Growing up in the tiny agricultural town of Delhi in California’s Central Valley, Brenda Cruz didn’t have many role models for higher education. Few of her high school peers planned to go to college, and no one else in her family had done so. But when Cruz decided to pursue her bachelor’s degree, she chose not to attend UC Merced nearby, but Berkeley — seemingly a world away.
Once she arrived on campus as a pre-med student however, the range of options felt a bit overwhelming. She’d hear her graduate student instructors talking excitedly about their research, but “it all felt abstract and intimidating,” she remembers. Cruz began applying as a sophomore for undergraduate research positions and last fall, as a third-year MCB major, she was funded through the Biology Scholars Program to work for a year in the cell and developmental biology lab of MCB Professor David Weisblat.
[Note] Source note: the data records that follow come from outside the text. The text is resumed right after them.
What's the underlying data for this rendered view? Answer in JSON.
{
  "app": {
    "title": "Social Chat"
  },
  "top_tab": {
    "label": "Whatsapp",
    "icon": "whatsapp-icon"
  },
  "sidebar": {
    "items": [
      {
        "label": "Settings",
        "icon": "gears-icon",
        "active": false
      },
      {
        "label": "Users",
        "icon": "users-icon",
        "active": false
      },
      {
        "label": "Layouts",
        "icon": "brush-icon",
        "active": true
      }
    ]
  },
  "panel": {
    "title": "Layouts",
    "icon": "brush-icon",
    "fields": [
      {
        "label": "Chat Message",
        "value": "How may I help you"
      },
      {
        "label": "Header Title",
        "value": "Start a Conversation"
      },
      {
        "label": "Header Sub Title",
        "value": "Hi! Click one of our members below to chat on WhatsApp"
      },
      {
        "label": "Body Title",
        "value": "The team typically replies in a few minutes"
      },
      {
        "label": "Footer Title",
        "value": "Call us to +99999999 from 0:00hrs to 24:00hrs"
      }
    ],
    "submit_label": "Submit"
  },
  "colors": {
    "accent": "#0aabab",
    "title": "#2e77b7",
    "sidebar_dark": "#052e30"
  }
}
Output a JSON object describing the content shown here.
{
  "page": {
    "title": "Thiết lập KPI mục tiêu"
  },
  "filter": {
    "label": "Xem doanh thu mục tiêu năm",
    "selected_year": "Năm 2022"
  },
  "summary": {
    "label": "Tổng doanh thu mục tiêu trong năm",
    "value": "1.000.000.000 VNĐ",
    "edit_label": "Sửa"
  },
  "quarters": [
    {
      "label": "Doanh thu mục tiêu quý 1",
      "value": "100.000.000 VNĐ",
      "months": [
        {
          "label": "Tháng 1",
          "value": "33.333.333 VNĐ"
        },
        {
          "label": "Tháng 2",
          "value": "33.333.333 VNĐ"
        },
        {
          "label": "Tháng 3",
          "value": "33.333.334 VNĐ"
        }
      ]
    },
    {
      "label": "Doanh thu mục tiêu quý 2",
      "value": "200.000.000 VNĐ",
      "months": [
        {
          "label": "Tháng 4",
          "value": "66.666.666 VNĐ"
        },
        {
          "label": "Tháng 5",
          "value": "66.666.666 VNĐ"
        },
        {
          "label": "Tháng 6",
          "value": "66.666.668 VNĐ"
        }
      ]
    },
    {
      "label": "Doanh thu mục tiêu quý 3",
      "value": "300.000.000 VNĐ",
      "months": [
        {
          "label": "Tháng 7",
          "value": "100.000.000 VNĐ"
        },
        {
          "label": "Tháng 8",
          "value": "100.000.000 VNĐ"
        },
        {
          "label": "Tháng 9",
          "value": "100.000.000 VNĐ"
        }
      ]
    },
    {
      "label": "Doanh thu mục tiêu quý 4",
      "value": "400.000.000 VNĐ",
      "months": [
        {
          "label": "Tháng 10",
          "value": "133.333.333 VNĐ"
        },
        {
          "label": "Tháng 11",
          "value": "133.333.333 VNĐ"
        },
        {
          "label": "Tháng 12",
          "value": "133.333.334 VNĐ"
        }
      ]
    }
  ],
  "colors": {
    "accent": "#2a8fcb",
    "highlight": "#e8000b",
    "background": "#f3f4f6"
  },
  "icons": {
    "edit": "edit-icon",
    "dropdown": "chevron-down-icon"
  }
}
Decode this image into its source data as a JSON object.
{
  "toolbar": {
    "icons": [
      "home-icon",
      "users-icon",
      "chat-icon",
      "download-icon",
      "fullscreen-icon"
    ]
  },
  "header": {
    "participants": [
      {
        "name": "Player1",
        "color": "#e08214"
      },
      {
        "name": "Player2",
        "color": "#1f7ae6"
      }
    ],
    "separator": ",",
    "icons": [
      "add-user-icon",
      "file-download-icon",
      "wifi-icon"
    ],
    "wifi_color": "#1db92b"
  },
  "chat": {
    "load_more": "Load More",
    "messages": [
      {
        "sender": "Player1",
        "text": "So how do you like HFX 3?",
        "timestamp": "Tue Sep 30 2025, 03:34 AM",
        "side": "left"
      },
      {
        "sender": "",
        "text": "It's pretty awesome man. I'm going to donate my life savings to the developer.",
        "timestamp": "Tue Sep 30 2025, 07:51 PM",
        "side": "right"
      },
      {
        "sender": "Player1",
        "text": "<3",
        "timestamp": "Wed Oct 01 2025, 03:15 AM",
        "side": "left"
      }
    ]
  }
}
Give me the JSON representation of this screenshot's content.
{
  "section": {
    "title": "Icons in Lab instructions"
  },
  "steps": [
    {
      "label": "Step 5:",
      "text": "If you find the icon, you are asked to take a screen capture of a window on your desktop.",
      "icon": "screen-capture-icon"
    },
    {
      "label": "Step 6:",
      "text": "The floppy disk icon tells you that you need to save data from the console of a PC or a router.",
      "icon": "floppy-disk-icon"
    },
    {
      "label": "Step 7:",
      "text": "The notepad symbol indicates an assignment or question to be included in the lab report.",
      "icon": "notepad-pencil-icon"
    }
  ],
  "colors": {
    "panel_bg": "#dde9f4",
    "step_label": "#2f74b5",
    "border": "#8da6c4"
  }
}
Cruz now spends three afternoons a week studying the embryogenesis of leeches to characterize how the species grows in life stages from eggs to adult. Why leeches? “Since their embryos are so big, we can see the cells more clearly,” Cruz explains. “Our main focus is studying genes that regulate development.” Gene cloning, with its many steps, and embryo microinjections are among the procedures she’s become experienced with.
Undergraduate research programs like the Biology Scholars Program benefit everyone involved, from students to mentors and departmental culture as a whole. “Undergrads bring a fresh enthusiasm, and sometimes even new ideas, to a project,” says Weisblat. “They provide valuable extra hands, and equally valuable mentoring experience for graduate students and postdocs. And, of course, they keep us up to date on current slang and social media trends.”
A grant from the National Science Foundation Summer Research Experience for Undergraduates will enable Cruz to continue her work through the summer. After graduation, she plans to attend graduate school or medical school.
Brenda Cruz’s Four Tips for Applying to Undergraduate Research Programs
- Network. Use word-of-mouth to learn about opportunities from other students and GSI’s.
- Be persistent. Email professors (especially your own) and GSI’s. Don’t give up. Keep applying and looking for research opportunities.
- Improve your statement of purpose. This document will go places you can’t see. Make sure it’s as good as it can be.
- Be patient. It can take a long time to secure a spot. But working hard to get it makes the success that much sweeter.